Fourth, the educational gap is set to narrow or widen depending on multiple factors, a key one being the continuation of learning. The globalization of education reveals disparities in the schooling received by many around the world—the divide is fraught with accessibility barriers and infrastructural constraints. However, national lockdowns prompted a rapid global shift to remote learning with the potential to exacerbate pre-existing socio-economic inequalities. However, a silver lining lurks behind these uncertain times: educators now have the space to promote equitable quality education, form cross-industry coalitions, and integrate new technologies into learning.

The pandemic also paves the way for private-public partnerships formed around a common educational goal beyond government-funded initiatives. For instance, remote learning in China was facilitated by a collaboration between government and major telecommunications operators to ensure sufficient bandwidth and reliable digitization. In developing countries where students face accessibility barriers, non-profits now face a greater responsibility to create and sustain inclusive educational models that eliminate the harmful impacts of class stratification.

One of the pandemic’s silver linings is the space given to sectors like education to redesign and redefine sector-based tenets. It has become evident that the traditional education system is insufficient and intrinsically limited. Progress must be accelerated towards a new model of education—one that encompasses an emerging need for digitization.

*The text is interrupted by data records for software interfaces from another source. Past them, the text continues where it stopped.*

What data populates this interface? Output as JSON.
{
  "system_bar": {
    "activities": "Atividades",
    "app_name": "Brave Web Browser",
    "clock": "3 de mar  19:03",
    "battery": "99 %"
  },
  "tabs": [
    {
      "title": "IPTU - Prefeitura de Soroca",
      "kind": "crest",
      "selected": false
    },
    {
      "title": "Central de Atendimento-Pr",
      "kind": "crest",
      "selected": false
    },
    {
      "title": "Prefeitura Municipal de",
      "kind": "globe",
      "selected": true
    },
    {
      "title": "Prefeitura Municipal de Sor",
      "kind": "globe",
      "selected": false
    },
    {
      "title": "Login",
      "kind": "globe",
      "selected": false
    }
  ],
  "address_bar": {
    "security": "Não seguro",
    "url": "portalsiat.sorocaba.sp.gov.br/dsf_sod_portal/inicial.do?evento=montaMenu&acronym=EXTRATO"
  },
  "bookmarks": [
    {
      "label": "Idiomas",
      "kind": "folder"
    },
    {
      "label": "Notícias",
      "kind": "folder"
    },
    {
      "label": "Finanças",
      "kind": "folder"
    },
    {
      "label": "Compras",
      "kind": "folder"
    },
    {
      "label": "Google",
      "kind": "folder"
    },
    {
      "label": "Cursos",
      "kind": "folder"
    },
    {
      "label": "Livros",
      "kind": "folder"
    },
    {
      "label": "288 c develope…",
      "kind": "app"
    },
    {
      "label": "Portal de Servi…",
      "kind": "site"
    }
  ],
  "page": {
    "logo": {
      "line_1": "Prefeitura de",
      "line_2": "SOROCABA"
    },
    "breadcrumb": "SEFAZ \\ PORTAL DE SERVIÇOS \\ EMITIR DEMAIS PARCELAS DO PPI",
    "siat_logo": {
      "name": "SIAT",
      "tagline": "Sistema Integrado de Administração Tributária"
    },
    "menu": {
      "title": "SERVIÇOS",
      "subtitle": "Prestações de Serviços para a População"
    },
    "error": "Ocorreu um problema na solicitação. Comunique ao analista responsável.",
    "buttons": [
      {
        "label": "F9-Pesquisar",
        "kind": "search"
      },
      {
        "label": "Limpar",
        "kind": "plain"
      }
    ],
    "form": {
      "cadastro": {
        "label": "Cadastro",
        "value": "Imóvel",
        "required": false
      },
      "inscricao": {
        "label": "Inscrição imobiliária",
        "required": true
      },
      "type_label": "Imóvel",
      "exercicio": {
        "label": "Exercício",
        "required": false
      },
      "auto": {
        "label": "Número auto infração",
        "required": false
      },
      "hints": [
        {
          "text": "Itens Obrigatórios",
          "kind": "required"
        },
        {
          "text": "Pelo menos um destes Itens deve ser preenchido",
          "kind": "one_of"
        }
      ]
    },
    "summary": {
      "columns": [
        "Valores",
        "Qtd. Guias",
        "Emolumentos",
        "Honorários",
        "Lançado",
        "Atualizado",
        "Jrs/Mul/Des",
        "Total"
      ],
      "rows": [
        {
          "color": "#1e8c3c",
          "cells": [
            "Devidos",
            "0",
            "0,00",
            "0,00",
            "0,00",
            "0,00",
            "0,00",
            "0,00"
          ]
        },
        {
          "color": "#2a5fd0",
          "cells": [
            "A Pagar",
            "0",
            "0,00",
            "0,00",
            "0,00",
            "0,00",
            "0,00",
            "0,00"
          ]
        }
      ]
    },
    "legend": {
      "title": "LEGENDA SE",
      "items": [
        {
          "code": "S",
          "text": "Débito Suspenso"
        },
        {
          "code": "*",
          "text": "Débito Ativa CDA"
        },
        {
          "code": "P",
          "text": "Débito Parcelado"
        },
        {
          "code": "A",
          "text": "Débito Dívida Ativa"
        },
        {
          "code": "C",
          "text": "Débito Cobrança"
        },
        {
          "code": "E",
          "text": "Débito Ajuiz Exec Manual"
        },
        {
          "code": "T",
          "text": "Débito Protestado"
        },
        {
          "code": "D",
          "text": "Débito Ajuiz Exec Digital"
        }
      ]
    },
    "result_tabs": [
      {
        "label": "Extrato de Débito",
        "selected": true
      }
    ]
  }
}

Students today are defined by technology and view easy access to information as an extension of their identity. What is scarce and demands greater attention in the post-COVID era is an education premised on emotional intelligence, intellectual adaptability, and entrepreneurial thinking.


Sultan Althari is a Masters Candidate in Middle Eastern Studies at Harvard University’s Center for Middle Eastern Studies and Student-Affiliate at the Kennedy School's Middle East Initiative.

Maitha AlMemari is currently a Rhodes Scholar pursuing the MSc in Comparative International Education at the University of Oxford.

Disclaimer: Views expressed by writers in this section are their own and do not reflect Al Arabiya English's point-of-view.